It is essential that from an early age children become used to the sound of other languages which they will study. The knowledge of other languages is becoming more important in this ever shrinking world. At this age, studying other languages gives the children insight into alternative language construction and this assists their understanding of and the importance of grammar and construction generally. French is taught from the age of five. German is at present taught from the age of ten.

Social, Environmental and Religious Studies

Ample time is given to children to begin “their awakening to the world around them” near or far - and receive guidance as to the world's infinite variety of people and things both past and present. History, Geography, Nature Studies, Science, Religious Education, etc, have separate allocations in the class timetable but the School encourages teachers individually or in co-operation to feel free to blend the knowledge these subjects offer so that project and theme work may be pursued without undue subject restraints.


Our children study the past in a chronological framework. The topics are organised to cover the important episodes and developments in Britain’s past from Roman to modern times. Selective understanding of ancient civilisations in other parts of the world is an important part of the syllabus, leading children to understand how history has conditioned the world we live in.


Pupils are encouraged to develop their geographical skills through studying places and geographical themes using their own interests and abilities. They are taught how to acquire and use information which will develop their understanding of other cultures and environments in relation to their own. They are invited to make full use of the School’s resources, including Information Technology and technical equipment.

Information Technology

From the age of five throughout the School, the children receive specialist lessons which enable them to achieve their optimum level of competence and understanding. These lessons introduce and develop specific skills as well as providing support across other areas of the curriculum. Radio and television programmes as well as computers all add a valuable dimension to the classroom.


The children, when old enough, are encouraged to use books to strengthen their ability to search in them in pursuit of the answers to their general knowledge homework or simply to read for pleasure. In addition to the main school library each class has its own class library.

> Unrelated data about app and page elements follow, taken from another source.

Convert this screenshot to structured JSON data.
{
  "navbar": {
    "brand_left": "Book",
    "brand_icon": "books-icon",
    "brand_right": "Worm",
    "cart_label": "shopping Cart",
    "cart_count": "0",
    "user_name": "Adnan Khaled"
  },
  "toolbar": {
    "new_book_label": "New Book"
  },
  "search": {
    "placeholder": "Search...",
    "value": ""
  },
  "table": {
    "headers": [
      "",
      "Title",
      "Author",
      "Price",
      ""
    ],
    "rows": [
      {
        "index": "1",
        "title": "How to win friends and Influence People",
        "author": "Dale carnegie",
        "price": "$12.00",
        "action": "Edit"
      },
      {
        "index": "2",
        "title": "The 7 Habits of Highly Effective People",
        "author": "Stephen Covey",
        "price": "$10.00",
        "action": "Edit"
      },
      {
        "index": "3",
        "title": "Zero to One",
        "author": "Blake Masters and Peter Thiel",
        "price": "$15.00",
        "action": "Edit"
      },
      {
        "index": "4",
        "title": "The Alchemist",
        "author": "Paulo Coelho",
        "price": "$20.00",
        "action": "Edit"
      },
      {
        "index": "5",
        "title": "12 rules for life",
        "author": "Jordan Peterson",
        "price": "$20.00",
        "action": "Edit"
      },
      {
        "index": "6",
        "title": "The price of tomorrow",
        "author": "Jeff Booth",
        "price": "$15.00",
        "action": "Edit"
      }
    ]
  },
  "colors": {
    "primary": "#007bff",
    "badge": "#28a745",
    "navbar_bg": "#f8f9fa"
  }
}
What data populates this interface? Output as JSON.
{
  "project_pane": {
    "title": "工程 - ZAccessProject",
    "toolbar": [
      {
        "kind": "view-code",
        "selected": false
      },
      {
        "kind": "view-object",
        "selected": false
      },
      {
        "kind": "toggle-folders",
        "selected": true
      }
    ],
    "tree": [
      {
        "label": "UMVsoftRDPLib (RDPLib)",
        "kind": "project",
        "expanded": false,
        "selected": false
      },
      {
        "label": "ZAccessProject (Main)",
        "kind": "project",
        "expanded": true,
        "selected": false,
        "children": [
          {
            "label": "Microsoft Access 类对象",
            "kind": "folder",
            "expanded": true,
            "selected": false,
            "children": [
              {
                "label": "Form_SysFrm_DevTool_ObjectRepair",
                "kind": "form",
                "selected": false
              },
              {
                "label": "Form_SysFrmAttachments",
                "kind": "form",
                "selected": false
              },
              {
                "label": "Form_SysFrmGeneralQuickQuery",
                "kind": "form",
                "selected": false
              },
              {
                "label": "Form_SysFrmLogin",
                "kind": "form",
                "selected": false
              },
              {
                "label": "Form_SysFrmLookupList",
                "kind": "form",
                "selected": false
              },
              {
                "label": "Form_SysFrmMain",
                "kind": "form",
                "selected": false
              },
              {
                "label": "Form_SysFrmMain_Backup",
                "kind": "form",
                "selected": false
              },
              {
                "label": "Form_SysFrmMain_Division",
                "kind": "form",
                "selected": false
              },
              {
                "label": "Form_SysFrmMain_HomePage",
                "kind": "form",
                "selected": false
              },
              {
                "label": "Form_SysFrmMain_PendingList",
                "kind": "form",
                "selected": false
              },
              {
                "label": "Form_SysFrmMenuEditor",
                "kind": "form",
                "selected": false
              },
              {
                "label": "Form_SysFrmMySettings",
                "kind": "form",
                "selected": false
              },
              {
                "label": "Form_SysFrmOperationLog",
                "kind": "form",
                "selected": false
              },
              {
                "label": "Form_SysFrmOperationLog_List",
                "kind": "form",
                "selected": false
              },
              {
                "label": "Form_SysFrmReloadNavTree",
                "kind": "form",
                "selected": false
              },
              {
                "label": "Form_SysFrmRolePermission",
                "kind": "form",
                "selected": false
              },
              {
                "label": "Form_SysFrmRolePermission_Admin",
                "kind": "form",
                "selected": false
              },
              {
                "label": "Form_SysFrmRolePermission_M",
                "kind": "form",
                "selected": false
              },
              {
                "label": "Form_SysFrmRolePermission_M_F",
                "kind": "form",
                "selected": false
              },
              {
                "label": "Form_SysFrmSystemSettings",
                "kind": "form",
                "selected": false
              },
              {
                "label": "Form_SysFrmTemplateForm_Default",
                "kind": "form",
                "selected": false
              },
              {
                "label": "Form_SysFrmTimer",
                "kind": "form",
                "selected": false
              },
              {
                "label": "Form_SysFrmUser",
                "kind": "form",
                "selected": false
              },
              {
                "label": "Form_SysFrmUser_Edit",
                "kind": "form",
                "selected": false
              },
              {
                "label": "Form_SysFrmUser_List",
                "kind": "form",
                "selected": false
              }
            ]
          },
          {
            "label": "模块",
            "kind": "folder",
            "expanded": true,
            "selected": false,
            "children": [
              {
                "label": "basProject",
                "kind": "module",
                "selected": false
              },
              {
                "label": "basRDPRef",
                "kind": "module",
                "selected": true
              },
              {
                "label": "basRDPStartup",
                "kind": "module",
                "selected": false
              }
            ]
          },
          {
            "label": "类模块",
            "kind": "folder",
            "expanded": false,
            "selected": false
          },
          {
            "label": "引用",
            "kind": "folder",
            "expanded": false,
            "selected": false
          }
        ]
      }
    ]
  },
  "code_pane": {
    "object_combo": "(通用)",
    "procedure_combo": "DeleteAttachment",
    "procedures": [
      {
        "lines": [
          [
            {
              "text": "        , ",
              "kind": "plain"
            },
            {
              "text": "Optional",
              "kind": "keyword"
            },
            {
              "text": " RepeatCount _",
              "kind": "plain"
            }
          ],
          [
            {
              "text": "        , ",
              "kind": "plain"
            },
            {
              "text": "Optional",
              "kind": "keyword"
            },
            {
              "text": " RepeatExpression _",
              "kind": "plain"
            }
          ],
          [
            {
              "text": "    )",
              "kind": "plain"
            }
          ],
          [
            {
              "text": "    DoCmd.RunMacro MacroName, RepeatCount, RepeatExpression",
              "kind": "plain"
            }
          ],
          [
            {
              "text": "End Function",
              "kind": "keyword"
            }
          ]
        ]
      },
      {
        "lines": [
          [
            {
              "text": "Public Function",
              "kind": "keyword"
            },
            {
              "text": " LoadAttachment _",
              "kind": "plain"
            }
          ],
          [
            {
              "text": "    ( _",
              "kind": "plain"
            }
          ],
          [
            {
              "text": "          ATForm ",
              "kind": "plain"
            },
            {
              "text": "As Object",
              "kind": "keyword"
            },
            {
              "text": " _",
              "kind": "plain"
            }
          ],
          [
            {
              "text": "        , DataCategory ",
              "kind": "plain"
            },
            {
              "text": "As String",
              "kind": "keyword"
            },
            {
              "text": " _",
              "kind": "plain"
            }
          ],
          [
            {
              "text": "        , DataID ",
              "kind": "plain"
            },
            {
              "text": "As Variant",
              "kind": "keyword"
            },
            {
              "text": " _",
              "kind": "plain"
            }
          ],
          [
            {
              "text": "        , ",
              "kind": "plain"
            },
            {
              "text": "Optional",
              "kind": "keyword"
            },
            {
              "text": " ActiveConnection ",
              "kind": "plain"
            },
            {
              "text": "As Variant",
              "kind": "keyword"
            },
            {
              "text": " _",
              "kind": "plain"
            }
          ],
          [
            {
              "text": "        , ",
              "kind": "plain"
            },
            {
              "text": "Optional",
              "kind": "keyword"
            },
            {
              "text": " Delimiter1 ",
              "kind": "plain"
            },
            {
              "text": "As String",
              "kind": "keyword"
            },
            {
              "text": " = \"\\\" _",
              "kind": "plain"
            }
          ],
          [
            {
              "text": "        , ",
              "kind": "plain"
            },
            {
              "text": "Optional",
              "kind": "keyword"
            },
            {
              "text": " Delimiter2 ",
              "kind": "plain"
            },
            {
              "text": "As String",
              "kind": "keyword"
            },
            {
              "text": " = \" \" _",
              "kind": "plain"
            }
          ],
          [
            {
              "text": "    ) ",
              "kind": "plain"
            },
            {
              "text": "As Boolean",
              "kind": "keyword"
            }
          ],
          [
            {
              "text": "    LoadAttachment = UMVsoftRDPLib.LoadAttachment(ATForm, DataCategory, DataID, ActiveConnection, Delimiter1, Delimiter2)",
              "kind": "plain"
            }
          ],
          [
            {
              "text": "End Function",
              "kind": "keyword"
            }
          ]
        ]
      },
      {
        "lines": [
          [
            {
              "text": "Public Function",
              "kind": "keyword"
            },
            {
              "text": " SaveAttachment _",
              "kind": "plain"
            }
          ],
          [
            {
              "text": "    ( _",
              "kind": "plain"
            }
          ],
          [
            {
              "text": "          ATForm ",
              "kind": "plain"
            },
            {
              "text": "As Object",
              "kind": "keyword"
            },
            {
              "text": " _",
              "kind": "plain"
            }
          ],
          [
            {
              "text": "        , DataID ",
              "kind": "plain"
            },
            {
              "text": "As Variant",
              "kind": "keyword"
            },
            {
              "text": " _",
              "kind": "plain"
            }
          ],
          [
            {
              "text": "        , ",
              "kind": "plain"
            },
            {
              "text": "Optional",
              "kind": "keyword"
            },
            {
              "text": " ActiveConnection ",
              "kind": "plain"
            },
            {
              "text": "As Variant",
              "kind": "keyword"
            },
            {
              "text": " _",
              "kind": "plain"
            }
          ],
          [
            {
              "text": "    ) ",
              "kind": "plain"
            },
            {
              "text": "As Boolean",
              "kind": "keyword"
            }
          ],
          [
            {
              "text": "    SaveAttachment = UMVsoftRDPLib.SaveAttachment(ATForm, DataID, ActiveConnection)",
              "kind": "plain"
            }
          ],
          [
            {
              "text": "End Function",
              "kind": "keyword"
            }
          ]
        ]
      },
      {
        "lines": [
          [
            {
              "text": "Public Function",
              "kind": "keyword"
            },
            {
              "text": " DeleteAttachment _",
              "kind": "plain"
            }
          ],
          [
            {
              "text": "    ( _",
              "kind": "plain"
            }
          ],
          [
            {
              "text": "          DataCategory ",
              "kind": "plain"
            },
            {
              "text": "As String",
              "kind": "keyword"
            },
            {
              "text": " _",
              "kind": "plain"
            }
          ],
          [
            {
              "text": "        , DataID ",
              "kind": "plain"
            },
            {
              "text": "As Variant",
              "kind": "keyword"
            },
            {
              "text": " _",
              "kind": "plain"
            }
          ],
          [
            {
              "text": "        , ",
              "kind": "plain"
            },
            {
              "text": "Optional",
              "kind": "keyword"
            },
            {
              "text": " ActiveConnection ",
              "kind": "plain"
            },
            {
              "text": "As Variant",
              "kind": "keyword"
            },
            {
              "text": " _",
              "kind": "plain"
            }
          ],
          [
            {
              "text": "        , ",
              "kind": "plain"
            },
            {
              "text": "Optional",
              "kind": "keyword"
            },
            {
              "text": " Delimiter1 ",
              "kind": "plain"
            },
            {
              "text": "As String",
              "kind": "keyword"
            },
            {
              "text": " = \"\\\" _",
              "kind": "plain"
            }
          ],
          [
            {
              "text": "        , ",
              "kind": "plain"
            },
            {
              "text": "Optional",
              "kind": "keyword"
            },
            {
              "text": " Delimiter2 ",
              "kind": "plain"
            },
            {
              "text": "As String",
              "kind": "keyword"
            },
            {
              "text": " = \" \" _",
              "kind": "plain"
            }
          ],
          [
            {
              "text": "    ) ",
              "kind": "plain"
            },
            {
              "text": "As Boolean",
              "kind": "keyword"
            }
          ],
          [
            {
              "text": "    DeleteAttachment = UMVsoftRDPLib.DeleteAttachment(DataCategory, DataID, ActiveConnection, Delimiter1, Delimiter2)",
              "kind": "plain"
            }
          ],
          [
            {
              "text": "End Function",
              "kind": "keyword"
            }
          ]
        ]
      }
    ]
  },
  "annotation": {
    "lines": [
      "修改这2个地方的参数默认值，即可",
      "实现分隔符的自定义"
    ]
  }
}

Additional tuition is given to children found to be experiencing learning difficulties and every effort is made to assist these children to achieve their true potential. With parental consent, a child with difficulties will be assessed and a programme of individual work designed to supplement class-work.


Homework is undertaken by all pupils over the age of six. It helps children to consolidate their work and to develop a capacity for study.